> [PROBLEM REQUIREMENTS] Please restate word for word each line from the one containing "What's the underlying" to the last line of the records below, and drop the pictures.

RECORDS FOR THIS EXERCISE section start

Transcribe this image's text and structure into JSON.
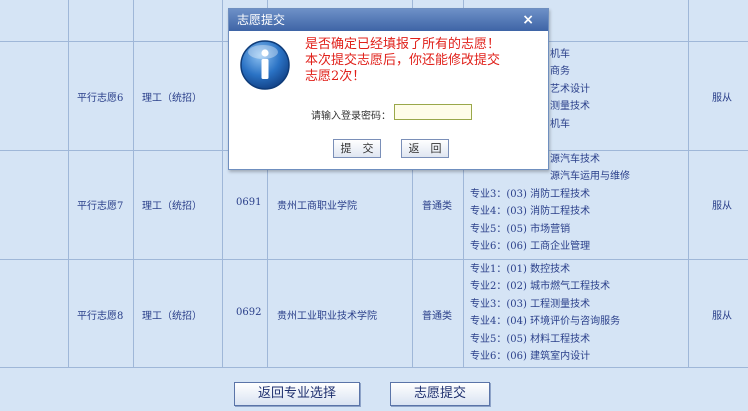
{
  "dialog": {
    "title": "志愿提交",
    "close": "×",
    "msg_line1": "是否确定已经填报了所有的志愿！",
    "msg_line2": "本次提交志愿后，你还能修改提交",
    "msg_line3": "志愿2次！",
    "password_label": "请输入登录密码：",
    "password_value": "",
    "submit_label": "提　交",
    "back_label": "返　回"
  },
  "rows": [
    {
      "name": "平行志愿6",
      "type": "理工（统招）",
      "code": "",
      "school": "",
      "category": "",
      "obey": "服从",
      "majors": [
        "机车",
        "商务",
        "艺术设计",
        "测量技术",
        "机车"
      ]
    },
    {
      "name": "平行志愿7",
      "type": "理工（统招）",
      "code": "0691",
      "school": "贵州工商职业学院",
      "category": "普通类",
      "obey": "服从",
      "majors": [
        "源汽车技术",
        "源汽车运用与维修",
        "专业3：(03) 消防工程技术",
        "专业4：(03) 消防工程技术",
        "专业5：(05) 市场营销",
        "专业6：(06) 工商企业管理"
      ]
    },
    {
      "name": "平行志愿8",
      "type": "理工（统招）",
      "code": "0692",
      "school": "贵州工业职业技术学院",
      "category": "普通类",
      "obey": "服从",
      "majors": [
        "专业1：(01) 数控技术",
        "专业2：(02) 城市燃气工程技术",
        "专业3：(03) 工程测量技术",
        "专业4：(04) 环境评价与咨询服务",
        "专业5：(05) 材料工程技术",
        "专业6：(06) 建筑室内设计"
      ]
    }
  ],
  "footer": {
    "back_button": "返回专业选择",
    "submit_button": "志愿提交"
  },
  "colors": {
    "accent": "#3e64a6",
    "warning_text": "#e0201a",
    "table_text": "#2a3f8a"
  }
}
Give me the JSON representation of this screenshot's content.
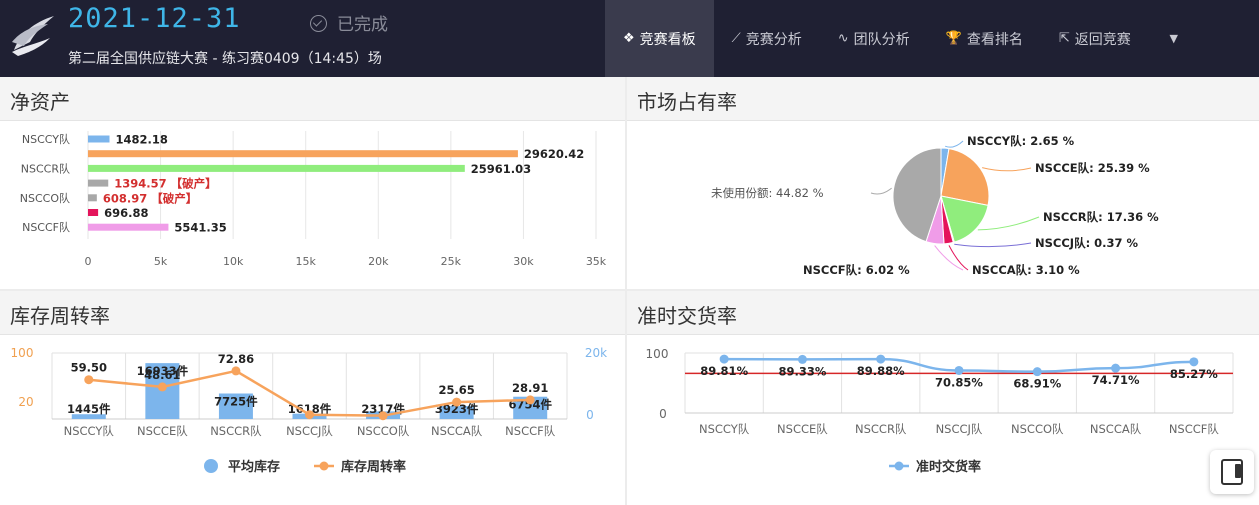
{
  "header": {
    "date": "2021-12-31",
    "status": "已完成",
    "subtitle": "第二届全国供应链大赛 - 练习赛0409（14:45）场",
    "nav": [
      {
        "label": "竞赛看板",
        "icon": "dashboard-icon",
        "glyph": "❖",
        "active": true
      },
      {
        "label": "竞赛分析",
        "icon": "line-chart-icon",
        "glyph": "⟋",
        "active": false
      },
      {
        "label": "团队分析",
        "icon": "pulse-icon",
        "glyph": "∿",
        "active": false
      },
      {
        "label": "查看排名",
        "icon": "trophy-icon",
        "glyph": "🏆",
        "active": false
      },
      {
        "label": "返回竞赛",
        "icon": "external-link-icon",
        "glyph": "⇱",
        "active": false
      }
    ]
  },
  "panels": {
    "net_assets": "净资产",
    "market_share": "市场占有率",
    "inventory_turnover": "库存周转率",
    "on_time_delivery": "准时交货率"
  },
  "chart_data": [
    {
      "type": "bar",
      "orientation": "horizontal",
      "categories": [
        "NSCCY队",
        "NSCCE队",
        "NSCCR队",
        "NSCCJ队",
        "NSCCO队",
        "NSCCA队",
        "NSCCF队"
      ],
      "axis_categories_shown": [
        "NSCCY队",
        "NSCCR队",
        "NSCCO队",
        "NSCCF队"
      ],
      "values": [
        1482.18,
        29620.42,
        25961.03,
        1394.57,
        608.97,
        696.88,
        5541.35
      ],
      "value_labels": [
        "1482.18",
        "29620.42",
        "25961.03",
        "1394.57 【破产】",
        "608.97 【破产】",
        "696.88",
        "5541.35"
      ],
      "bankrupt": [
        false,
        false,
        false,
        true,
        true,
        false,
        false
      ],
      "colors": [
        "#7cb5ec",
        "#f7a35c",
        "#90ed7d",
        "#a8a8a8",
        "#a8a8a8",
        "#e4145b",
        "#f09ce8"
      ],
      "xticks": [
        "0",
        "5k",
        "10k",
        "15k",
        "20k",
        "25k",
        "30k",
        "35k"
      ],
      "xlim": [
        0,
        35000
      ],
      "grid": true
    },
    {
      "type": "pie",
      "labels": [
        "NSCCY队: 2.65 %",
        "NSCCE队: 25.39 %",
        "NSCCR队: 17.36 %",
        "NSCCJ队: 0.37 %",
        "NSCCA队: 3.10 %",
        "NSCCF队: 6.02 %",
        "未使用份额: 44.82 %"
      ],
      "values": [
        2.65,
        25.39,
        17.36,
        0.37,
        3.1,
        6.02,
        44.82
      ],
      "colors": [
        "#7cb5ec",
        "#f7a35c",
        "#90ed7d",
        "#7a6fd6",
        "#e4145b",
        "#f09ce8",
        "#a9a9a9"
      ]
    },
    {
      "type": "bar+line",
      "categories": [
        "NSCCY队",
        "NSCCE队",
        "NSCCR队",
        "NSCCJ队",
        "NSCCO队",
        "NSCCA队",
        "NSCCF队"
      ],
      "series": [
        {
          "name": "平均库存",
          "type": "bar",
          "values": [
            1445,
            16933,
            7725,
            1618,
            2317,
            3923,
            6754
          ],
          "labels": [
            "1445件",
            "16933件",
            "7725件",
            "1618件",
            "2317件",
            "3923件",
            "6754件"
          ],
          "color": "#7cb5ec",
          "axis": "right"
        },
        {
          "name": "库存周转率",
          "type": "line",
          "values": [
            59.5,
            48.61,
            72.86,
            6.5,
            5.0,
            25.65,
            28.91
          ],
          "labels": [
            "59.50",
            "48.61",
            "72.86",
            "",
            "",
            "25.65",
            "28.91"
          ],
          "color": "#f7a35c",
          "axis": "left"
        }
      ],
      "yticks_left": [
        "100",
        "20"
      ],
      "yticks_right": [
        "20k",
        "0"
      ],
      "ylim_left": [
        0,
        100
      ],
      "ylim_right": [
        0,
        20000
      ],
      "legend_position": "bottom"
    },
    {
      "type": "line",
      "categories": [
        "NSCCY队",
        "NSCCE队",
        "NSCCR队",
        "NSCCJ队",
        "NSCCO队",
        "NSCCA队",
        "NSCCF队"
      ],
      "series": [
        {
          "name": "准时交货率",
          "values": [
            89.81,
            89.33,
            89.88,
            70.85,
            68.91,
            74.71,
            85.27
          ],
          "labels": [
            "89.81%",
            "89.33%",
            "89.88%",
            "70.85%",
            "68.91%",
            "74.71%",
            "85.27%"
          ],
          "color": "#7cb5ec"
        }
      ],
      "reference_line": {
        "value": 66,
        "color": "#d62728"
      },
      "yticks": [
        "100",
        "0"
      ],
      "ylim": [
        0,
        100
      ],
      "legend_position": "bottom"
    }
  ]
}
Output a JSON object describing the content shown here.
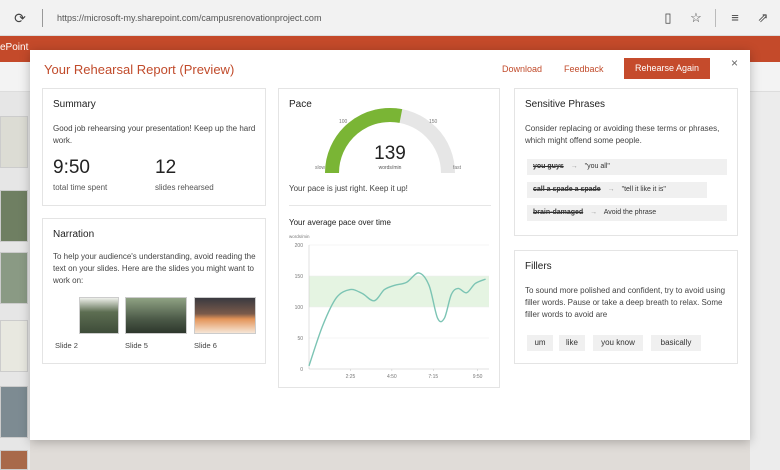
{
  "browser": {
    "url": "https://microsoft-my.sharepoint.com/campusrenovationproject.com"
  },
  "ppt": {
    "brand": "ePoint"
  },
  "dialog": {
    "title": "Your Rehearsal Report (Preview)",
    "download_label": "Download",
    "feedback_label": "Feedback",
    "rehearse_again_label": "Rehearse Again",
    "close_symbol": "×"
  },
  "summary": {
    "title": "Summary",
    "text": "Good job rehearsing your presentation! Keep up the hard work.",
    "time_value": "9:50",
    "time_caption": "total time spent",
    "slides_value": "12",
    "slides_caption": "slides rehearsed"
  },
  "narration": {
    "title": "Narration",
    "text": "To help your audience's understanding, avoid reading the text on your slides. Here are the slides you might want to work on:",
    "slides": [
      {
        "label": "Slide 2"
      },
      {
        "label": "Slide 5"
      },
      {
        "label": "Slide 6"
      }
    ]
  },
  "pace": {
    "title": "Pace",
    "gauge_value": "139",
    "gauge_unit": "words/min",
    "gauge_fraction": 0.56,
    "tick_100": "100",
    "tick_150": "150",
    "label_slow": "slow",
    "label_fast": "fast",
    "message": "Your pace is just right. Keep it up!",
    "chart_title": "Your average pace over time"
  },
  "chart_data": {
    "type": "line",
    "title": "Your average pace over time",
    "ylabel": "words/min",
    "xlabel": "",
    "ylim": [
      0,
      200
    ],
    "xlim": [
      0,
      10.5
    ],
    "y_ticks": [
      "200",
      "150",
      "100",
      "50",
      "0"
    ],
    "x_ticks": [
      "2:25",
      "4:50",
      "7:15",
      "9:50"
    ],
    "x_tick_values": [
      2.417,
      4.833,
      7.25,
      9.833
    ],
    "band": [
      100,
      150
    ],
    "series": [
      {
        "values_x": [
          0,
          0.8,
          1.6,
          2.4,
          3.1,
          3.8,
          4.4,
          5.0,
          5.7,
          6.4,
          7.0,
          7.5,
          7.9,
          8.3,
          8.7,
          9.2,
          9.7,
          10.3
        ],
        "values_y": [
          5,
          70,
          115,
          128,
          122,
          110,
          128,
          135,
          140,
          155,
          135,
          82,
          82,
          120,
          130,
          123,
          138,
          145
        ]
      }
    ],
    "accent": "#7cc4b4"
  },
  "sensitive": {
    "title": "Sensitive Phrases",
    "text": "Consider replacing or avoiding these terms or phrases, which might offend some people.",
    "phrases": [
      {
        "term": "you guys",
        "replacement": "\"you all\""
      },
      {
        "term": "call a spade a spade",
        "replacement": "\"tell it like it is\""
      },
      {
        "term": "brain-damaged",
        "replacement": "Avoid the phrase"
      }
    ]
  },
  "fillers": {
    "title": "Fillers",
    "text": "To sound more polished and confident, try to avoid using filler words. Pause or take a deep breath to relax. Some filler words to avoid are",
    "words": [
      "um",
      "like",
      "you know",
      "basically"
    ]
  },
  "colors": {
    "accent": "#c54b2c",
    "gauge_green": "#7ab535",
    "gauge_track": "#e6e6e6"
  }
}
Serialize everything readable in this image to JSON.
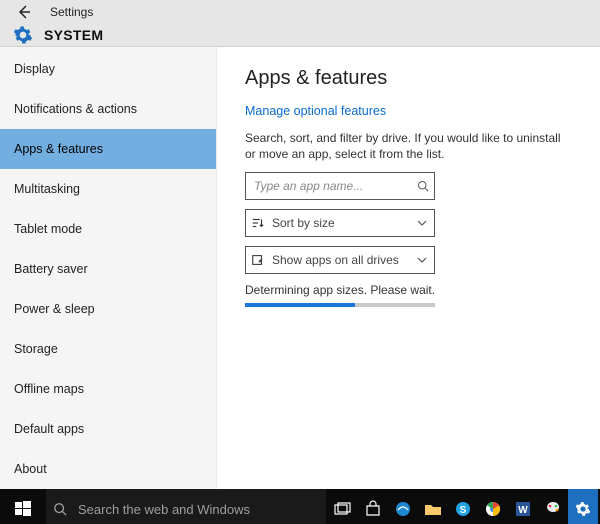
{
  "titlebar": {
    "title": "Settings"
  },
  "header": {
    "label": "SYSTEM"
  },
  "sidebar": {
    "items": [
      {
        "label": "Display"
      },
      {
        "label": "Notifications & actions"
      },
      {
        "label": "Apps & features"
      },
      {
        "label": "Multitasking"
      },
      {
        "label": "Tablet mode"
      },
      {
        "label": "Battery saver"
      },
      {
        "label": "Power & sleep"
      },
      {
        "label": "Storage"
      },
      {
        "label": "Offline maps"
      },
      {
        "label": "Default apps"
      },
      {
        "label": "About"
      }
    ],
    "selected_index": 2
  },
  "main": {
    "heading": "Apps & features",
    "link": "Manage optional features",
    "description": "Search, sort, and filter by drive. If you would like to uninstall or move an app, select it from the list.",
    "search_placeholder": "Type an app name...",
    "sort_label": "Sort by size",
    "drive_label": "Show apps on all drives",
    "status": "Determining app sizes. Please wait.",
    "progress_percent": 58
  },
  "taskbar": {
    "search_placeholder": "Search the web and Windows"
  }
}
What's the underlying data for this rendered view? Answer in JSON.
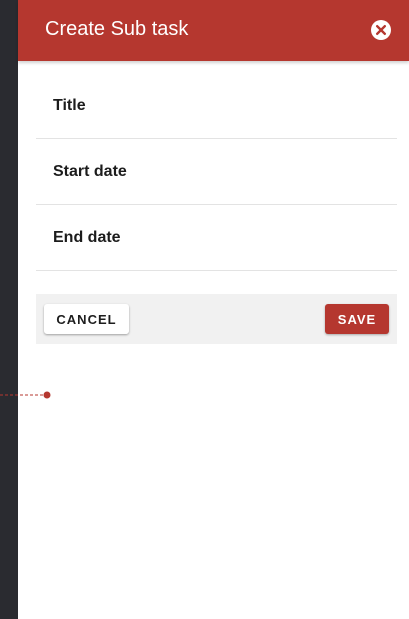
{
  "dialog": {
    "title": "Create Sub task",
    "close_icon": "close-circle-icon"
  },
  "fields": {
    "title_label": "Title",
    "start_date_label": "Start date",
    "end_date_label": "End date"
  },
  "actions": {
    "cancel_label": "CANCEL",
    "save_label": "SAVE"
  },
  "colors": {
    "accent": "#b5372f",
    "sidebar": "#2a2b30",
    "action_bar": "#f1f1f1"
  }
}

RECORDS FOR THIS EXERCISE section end

> [SOLVED EXERCISE]
What's the underlying data for this rendered view? Answer in JSON.
{
  "dialog": {
    "title": "Create Sub task",
    "close_icon": "close-circle-icon"
  },
  "fields": {
    "title_label": "Title",
    "start_date_label": "Start date",
    "end_date_label": "End date"
  },
  "actions": {
    "cancel_label": "CANCEL",
    "save_label": "SAVE"
  },
  "colors": {
    "accent": "#b5372f",
    "sidebar": "#2a2b30",
    "action_bar": "#f1f1f1"
  }
}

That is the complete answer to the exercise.